Source records:
▬▬▬
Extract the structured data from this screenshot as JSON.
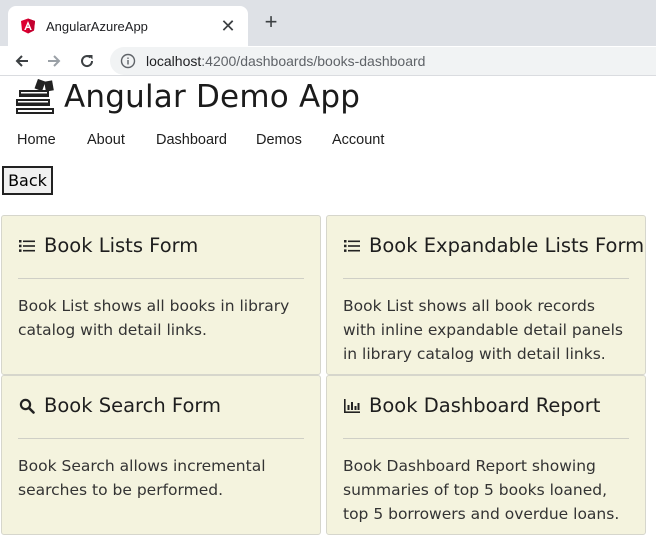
{
  "browser": {
    "tab_title": "AngularAzureApp",
    "new_tab_symbol": "+",
    "url_host": "localhost",
    "url_rest": ":4200/dashboards/books-dashboard"
  },
  "app": {
    "title": "Angular Demo App",
    "logo_icon": "books-icon"
  },
  "nav": [
    "Home",
    "About",
    "Dashboard",
    "Demos",
    "Account"
  ],
  "back_label": "Back",
  "cards": [
    {
      "icon": "list-icon",
      "title": "Book Lists Form",
      "body": "Book List shows all books in library catalog with detail links."
    },
    {
      "icon": "list-icon",
      "title": "Book Expandable Lists Form",
      "body": "Book List shows all book records with inline expandable detail panels in library catalog with detail links."
    },
    {
      "icon": "search-icon",
      "title": "Book Search Form",
      "body": "Book Search allows incremental searches to be performed."
    },
    {
      "icon": "bar-chart-icon",
      "title": "Book Dashboard Report",
      "body": "Book Dashboard Report showing summaries of top 5 books loaned, top 5 borrowers and overdue loans."
    }
  ],
  "colors": {
    "card_bg": "#f4f3de",
    "angular_red": "#dd0031",
    "chrome_tabstrip": "#dee1e6"
  }
}
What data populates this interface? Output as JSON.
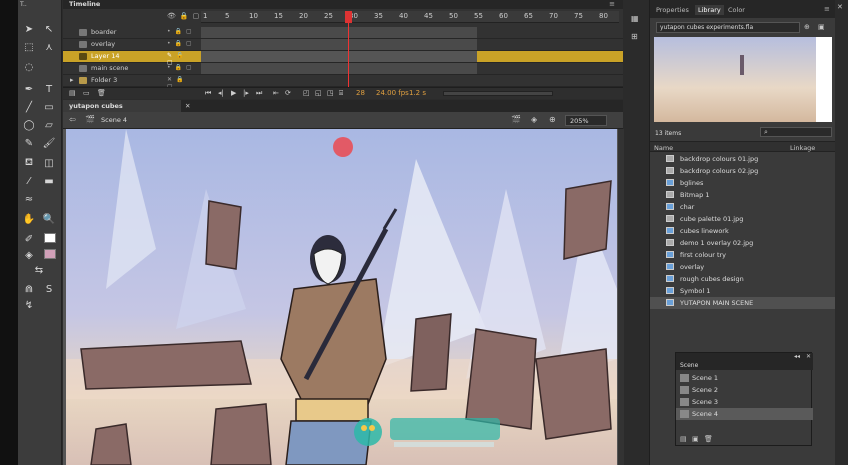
{
  "timeline": {
    "title": "Timeline",
    "ruler_ticks": [
      "1",
      "5",
      "10",
      "15",
      "20",
      "25",
      "30",
      "35",
      "40",
      "45",
      "50",
      "55",
      "60",
      "65",
      "70",
      "75",
      "80"
    ],
    "layers": [
      {
        "name": "boarder"
      },
      {
        "name": "overlay"
      },
      {
        "name": "Layer 14"
      },
      {
        "name": "main scene"
      },
      {
        "name": "Folder 3"
      }
    ],
    "current_frame": "28",
    "fps": "24.00 fps",
    "time": "1.2 s"
  },
  "document": {
    "tab_label": "yutapon cubes experiments.fla*",
    "scene_label": "Scene 4",
    "zoom": "205%"
  },
  "right_panel": {
    "tabs": [
      "Properties",
      "Library",
      "Color"
    ],
    "library_doc": "yutapon cubes experiments.fla",
    "items_count": "13 items",
    "column_name": "Name",
    "column_linkage": "Linkage",
    "items": [
      "backdrop colours 01.jpg",
      "backdrop colours 02.jpg",
      "bglines",
      "Bitmap 1",
      "char",
      "cube palette 01.jpg",
      "cubes linework",
      "demo 1 overlay 02.jpg",
      "first colour try",
      "overlay",
      "rough cubes design",
      "Symbol 1",
      "YUTAPON MAIN SCENE"
    ]
  },
  "scene_panel": {
    "title": "Scene",
    "scenes": [
      "Scene 1",
      "Scene 2",
      "Scene 3",
      "Scene 4"
    ]
  },
  "colors": {
    "accent_red": "#dd3333",
    "selected_layer": "#c9a227",
    "sky": "#a9b8e0"
  }
}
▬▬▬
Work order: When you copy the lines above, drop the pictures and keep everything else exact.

Answer to the problem:
Extract the structured data from this screenshot as JSON.
{
  "browser": {
    "tab_title": "AngularAzureApp",
    "new_tab_symbol": "+",
    "url_host": "localhost",
    "url_rest": ":4200/dashboards/books-dashboard"
  },
  "app": {
    "title": "Angular Demo App",
    "logo_icon": "books-icon"
  },
  "nav": [
    "Home",
    "About",
    "Dashboard",
    "Demos",
    "Account"
  ],
  "back_label": "Back",
  "cards": [
    {
      "icon": "list-icon",
      "title": "Book Lists Form",
      "body": "Book List shows all books in library catalog with detail links."
    },
    {
      "icon": "list-icon",
      "title": "Book Expandable Lists Form",
      "body": "Book List shows all book records with inline expandable detail panels in library catalog with detail links."
    },
    {
      "icon": "search-icon",
      "title": "Book Search Form",
      "body": "Book Search allows incremental searches to be performed."
    },
    {
      "icon": "bar-chart-icon",
      "title": "Book Dashboard Report",
      "body": "Book Dashboard Report showing summaries of top 5 books loaned, top 5 borrowers and overdue loans."
    }
  ],
  "colors": {
    "card_bg": "#f4f3de",
    "angular_red": "#dd0031",
    "chrome_tabstrip": "#dee1e6"
  }
}
What data populates this interface? Output as JSON.
{
  "timeline": {
    "title": "Timeline",
    "ruler_ticks": [
      "1",
      "5",
      "10",
      "15",
      "20",
      "25",
      "30",
      "35",
      "40",
      "45",
      "50",
      "55",
      "60",
      "65",
      "70",
      "75",
      "80"
    ],
    "layers": [
      {
        "name": "boarder"
      },
      {
        "name": "overlay"
      },
      {
        "name": "Layer 14"
      },
      {
        "name": "main scene"
      },
      {
        "name": "Folder 3"
      }
    ],
    "current_frame": "28",
    "fps": "24.00 fps",
    "time": "1.2 s"
  },
  "document": {
    "tab_label": "yutapon cubes experiments.fla*",
    "scene_label": "Scene 4",
    "zoom": "205%"
  },
  "right_panel": {
    "tabs": [
      "Properties",
      "Library",
      "Color"
    ],
    "library_doc": "yutapon cubes experiments.fla",
    "items_count": "13 items",
    "column_name": "Name",
    "column_linkage": "Linkage",
    "items": [
      "backdrop colours 01.jpg",
      "backdrop colours 02.jpg",
      "bglines",
      "Bitmap 1",
      "char",
      "cube palette 01.jpg",
      "cubes linework",
      "demo 1 overlay 02.jpg",
      "first colour try",
      "overlay",
      "rough cubes design",
      "Symbol 1",
      "YUTAPON MAIN SCENE"
    ]
  },
  "scene_panel": {
    "title": "Scene",
    "scenes": [
      "Scene 1",
      "Scene 2",
      "Scene 3",
      "Scene 4"
    ]
  },
  "colors": {
    "accent_red": "#dd3333",
    "selected_layer": "#c9a227",
    "sky": "#a9b8e0"
  }
}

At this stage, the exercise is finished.